Video: “BOOKISH”

Please enjoy this curator’s introduction to “BOOKISH: Artist Books from the Collection of the Rotch Library of Architecture and Planning, 1960-present.” Executed in conjunction with “Unbound: Speculations on the Future of the Book,” BOOKISH explored the means and methods through which artist books challenged the idea of the book as traditionally conceived.

I’m Married to those Men Over There

Bruce Nauman, Burning Small Fires (1969)

The bibliographic category referring to limited-edition, artist-conceived objects is a contentious one. In working on BOOKISH at MIT’s Rotch Library, taking a political position on the matter was inevitable. I chose the term “artist books” because that’s the term that’s used in the MIT Libraries’ Catalog.

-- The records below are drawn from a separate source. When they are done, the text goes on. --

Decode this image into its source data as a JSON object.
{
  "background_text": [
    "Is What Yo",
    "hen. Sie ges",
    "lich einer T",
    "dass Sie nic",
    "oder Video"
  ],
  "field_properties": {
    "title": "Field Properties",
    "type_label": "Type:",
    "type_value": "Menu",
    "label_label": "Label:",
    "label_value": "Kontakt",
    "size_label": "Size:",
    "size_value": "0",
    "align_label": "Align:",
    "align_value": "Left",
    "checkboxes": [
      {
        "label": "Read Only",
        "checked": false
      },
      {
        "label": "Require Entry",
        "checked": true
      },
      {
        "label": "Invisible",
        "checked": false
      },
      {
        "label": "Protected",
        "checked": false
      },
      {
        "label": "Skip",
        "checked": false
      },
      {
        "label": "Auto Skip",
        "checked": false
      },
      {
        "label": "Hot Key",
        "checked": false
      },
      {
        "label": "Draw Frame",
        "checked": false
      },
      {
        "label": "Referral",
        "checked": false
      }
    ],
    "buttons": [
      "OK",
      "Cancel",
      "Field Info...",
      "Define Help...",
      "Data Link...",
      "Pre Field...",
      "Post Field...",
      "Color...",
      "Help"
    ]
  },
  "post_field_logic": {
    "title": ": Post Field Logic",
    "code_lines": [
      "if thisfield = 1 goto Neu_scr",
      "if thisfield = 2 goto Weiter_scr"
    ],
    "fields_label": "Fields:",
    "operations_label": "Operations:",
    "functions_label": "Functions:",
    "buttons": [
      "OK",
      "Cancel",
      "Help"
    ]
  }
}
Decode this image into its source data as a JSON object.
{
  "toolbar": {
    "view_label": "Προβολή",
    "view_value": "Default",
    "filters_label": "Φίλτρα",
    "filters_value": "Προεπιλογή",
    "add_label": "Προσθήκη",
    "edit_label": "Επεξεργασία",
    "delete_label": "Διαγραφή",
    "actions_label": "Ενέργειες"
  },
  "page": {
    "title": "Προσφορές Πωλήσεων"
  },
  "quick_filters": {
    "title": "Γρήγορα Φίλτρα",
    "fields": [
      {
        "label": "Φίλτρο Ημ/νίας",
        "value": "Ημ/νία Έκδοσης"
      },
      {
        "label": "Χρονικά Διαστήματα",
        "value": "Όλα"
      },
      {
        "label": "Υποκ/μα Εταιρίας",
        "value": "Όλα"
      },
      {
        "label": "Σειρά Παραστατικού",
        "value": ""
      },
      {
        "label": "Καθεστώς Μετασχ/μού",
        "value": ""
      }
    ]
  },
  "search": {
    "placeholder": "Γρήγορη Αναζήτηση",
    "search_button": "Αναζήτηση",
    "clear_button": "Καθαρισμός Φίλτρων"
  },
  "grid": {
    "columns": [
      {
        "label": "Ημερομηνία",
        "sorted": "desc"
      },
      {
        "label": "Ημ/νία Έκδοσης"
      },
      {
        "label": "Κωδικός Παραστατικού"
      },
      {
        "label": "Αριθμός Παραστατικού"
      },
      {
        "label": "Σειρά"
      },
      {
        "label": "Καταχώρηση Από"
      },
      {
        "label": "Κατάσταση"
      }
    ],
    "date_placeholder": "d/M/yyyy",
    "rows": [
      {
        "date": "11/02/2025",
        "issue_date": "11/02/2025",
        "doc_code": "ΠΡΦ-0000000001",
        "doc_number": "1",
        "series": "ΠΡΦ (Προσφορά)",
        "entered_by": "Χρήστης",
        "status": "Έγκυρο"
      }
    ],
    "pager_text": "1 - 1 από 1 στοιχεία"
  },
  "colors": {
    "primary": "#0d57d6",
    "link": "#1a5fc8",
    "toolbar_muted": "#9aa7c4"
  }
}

Operating on a short schedule and with a limited body of materials I needed a ready-made working definition in order to get the job done. As much as I was hoping to avoid entering into the more contentious end of library science, I will admit that I have gained a certain fondness for the term “artist books.” I think it has something to do with the grammatical implications of the apostrophe.

The Getty Art and Architecture Thesaurus (AAT) offers four terms for “books made or conceived by artists:”

  • artists’ books (preferred)
  • artist’s book
  • artists books
  • artist books

Grammatically, each term offers a different statement on the relationship of the artist to the co-referenced book. The apostrophe in the term in question has been the subject of such fierce debate because its placement has a momentous impact on the meaning and applicability of the term. This, I believe, has more to do with grammar than library science. For example, the English novelist and poet Kingsley Amis, on being challenged to produce a sentence whose meaning depended on a possessive apostrophe, came up with three:

  • Those things over there are my husband’s. (Those things over there belong to my husband.)
  • Those things over there are my husbands’. (Those things over there belong to several husbands of mine.)
  • Those things over there are my husbands. (I’m married to those men over there.)

I lack Mr. Amis’s wit, but bearing his example in mind here is how the the four terms offered by the AAT describe four different categories of book:

  • artists’ books (a body of books whose authorship rests with a body of artists; the idea of artists as a type of author is primary)
  • artist’s book (a book whose authorship rests with a single artist; the idea of artists as unique authors is primary)
  • artists books (books by artists)
  • artist books (a group of books, each of which is by artists)

I chose the last term on this list because my interest, as an art historian, is in how individual artists operate within the medium of artist books. By showing the diversity of these operations from in last 50 or so years, I hoped to provide an idea of what might be a part this rather nebulous category and what this group of objects might mean to people interested in the present and future of the book. Since what is on display is essentially coextensive with the Rotch Library’s collection of such items, I had the luxury of picking the term I felt best suited the objects. I’m sure if I was interested in, for example, maintaining a catalogue or in the prospect of having a term flexible enough to describe unknown future acquisitions I might have chosen differently.